Archives of Women's Mental Health – Springer Journals
Published: May 27, 2018
It’s your single place to instantly
discover and read the research
that matters to you.
Enjoy affordable access to
over 18 million articles from more than
15,000 peer-reviewed journals.
All for just $49/month
Query the DeepDyve database, plus search all of PubMed and Google Scholar seamlessly
Save any article or search result from DeepDyve, PubMed, and Google Scholar... all in one place.
Get unlimited, online access to over 18 million full-text articles from more than 15,000 scientific journals.
Read from thousands of the leading scholarly journals from SpringerNature, Elsevier, Wiley-Blackwell, Oxford University Press and more.
All the latest content is available, no embargo periods.
“Hi guys, I cannot tell you how much I love this resource. Incredible. I really believe you've hit the nail on the head with this site in regards to solving the research-purchase issue.”Daniel C.
“Whoa! It’s like Spotify but for academic articles.”@Phil_Robichaud
“I must say, @deepdyve is a fabulous solution to the independent researcher's problem of #access to #information.”@deepthiw

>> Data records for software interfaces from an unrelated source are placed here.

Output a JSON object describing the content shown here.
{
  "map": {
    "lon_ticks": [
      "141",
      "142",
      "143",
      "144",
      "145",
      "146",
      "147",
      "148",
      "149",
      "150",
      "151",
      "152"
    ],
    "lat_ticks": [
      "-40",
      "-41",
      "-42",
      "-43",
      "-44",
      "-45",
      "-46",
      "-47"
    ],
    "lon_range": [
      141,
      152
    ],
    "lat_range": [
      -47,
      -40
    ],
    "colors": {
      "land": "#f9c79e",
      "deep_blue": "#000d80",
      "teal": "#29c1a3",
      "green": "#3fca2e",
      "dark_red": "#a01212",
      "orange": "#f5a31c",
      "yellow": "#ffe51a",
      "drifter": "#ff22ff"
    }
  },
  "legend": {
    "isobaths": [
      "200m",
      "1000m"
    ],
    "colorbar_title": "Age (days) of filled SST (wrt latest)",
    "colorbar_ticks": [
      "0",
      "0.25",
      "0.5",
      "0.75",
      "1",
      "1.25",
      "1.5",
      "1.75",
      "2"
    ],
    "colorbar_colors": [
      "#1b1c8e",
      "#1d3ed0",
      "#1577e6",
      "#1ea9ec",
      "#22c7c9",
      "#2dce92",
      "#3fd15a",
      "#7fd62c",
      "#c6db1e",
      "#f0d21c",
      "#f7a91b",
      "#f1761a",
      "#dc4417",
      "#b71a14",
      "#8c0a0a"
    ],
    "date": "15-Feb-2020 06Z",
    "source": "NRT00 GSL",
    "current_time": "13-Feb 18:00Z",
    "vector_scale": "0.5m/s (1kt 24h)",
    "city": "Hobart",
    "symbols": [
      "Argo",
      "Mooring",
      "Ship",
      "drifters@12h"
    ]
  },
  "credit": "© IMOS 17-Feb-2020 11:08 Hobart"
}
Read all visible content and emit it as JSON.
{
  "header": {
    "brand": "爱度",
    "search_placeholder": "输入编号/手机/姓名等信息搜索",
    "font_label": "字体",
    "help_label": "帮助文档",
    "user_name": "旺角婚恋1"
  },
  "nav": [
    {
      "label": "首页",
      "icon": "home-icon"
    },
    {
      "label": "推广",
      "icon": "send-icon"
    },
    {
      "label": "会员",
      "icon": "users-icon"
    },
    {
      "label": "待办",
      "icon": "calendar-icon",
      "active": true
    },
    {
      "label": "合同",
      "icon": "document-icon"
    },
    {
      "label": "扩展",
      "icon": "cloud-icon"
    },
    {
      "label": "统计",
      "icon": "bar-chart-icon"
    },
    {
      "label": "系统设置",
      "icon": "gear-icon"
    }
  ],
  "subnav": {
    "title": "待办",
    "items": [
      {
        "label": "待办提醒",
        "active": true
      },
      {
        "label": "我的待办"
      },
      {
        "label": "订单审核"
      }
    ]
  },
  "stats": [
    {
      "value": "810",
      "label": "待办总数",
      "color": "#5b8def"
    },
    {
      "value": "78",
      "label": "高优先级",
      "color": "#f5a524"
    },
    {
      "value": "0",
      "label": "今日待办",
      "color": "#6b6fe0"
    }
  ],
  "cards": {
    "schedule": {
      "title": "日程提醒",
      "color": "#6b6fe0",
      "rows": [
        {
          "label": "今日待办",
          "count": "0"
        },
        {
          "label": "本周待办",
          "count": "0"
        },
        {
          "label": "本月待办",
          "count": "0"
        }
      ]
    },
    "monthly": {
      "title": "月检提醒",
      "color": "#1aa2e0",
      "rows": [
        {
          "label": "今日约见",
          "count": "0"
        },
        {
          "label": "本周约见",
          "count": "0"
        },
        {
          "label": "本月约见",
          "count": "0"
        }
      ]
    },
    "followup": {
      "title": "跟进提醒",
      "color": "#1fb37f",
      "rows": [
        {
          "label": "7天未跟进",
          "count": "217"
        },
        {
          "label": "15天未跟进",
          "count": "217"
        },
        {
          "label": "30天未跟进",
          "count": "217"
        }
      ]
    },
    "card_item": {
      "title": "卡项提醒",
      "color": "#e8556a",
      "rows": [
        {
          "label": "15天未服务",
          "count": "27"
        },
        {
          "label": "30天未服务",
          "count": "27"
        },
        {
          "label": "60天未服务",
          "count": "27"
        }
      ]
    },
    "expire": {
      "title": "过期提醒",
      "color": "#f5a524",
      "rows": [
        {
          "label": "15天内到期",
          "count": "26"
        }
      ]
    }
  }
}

“My last article couldn't be possible without the platform @deepdyve that makes journal papers cheaper.”@JoseServera